Meet the "renewables bubble", the successor to the dotcom and other bubbles that have popped in recent years.
Rush to renewables threatens to blow another bubble
Meet the "renewables bubble", the successor to the dotcom and other bubbles that have popped in recent years, demolishing the dreams and job prospects of a large swathe of the world's population. At least, that is the term coined by a research team from Spain's Rey Juan Carlos University, which has produced the first in-depth study of the effects of government green-energy subsidies on employment.
The researchers analysed Spain's experience with renewable energy, which encompasses solar and wind power, and small-scale hydroelectricity. Strictly speaking, their findings pertain to a local phenomenon they have termed "the Spanish renewables bubble". Yet some US economic thinkers are drawing parallels with their own country's situation and with the green energy policies adopted by the governments of other developed nations.
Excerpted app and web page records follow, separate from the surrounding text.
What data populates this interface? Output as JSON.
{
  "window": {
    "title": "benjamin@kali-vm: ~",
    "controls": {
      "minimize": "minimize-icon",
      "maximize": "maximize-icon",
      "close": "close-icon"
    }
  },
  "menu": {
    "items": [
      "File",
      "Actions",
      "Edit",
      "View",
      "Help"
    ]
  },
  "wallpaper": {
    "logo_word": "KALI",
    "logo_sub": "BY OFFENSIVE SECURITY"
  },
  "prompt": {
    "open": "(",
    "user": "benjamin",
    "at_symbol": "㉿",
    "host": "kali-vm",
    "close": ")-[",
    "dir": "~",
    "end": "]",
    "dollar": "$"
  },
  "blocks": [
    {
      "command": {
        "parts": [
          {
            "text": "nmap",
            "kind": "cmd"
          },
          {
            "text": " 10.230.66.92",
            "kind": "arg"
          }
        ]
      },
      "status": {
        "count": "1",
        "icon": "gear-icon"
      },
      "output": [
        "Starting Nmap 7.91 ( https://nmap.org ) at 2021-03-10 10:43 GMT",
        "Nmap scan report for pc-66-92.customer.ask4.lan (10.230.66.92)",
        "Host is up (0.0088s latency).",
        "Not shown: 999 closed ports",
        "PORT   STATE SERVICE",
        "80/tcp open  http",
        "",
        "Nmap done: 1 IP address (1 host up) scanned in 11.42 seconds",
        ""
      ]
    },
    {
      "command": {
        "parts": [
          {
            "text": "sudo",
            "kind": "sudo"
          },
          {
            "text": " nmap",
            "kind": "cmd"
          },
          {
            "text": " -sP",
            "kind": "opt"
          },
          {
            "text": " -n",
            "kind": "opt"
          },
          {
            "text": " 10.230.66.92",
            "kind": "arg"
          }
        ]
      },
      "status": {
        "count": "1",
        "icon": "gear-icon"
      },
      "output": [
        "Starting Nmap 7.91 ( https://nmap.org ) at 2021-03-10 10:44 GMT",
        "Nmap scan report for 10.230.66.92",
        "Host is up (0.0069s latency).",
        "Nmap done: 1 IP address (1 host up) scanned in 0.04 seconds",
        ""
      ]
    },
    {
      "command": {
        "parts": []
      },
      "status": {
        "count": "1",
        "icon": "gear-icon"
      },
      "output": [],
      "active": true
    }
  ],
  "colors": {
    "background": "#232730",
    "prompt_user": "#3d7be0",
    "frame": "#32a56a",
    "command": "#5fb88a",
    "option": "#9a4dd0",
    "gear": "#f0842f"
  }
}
The authors of the Spanish study, headed by Dr Gabriel Calzada Alvarez, intended this. "Europe's current policy and strategy for supporting so-called green jobs or renewable energy dates back to 1997 and has become one of the principal justifications for the US green jobs proposals," they wrote. Unfortunately for "green jobs" lobbyists in the US and elsewhere, the study also found the "European model" for renewable energy development, which Spain has adopted more aggressively than any other EU nation, to be economically counterproductive.
It found that for every job created in the country's renewable energy sector, 2.2 had been lost in industries that were harmed by higher electricity costs. Moreover, Spain had spent ?571,138 (Dh2.9 million) to create each green job. "These costs do not appear to be unique to Spain's approach, but instead are largely inherent in schemes to promote renewable energy," the authors wrote. They argued this left the industry vulnerable to bubble-like collapse during an economic crisis, characterised by loss of capital, facilities closures and mass staff cuts.
That is now happening in Spain, where unemployment at nearly 18 per cent is the highest in Europe. The problem is with viewing green technology principally as a jobs creation programme rather than one meant to achieve long-term social and economic good. The development in Spain has clear implications for countries such as the US that are considering adopting the European model as a template for their own energy-security and climate change policies.
"Cut off the flow of massive public subsidies and the alternative energy industrial revolution would grind to a halt tomorrow - as the European experience already bears out," write Michael Economides and Peter Glover, the editor-in-chief and European associate editor of the magazine Energy Tribune. Those authors contend that "green politicians and eco-lobbyists" expect to create a green jobs revolution based on an industry sector that is "appallingly inefficient" and will probably remain so, precisely because it is subsidised.
Of course, it has often been argued that subsidies are needed only during the early, "incubator" stage of deployment, and that as the technology improves it can be phased out. The trouble is, subsidies become entrenched in the cultures that adopt them. They come to be regarded as a right rather than a temporary bridge to a greater good, and end up harming the constituencies they were supposed to strengthen.
Another problem is that too many countries, including the US, most western European nations, Australia, Japan, China and South Korea, are competing for what may remain a limited global supply of green collar jobs. The renewable-energy employment pie may be growing, but not fast enough for all the hungry diners now rushing to the table to grab a big slice. Some early comers could even find their customary slices diminished.
It is likely, for instance, that most of the manufacturing jobs in solar panel and wind turbine factories will end up in China, which has the lowest production costs and is closest to the world's biggest market for renewable energy equipment and services - its own. For a while, manufacturing pioneers such as Germany may hold an edge in quality and reliability, but even that will be eroded over time.
It is already happening. Another recent study, by Samuel Sherraden and Jason Peuquet of the New America Foundation, a public policy institute in Washington found that America's balance of trade in "green goods" had swung from a US$14.4 billion (Dh52.85bn) surplus in 1997 to an $8.9bn deficit last year, with an especially pronounced deterioration in the renewable energy trade balance since 2004. "With Asia, we run a large and growing deficit in wind generating sets and photovoltaic cells," the US study said.
That trend has caught the attention of Jeff Immelt, the chairman and chief executive of General Electric, the US technology and services conglomerate that has recently formed a partnership with the UAE's clean energy flagship company, Masdar. "Do we [the US] want to win the race to lead the next great global industry, clean energy?" he asked in a recent article with the venture capitalist John Doerr in The Washington Post. "We are clearly not in the lead today. That position is held by China."
It is interesting that Mr Immelt refers to a "race", which must have winners and losers. One of the risks for US and European clean energy companies is that they could be forced to occupy niches - prestigious niches, but niches all the same. That will not replace the millions of jobs already lost in their manufacturing sectors. China, on the other hand, shows what the winning formula might be. @Email:email@example.com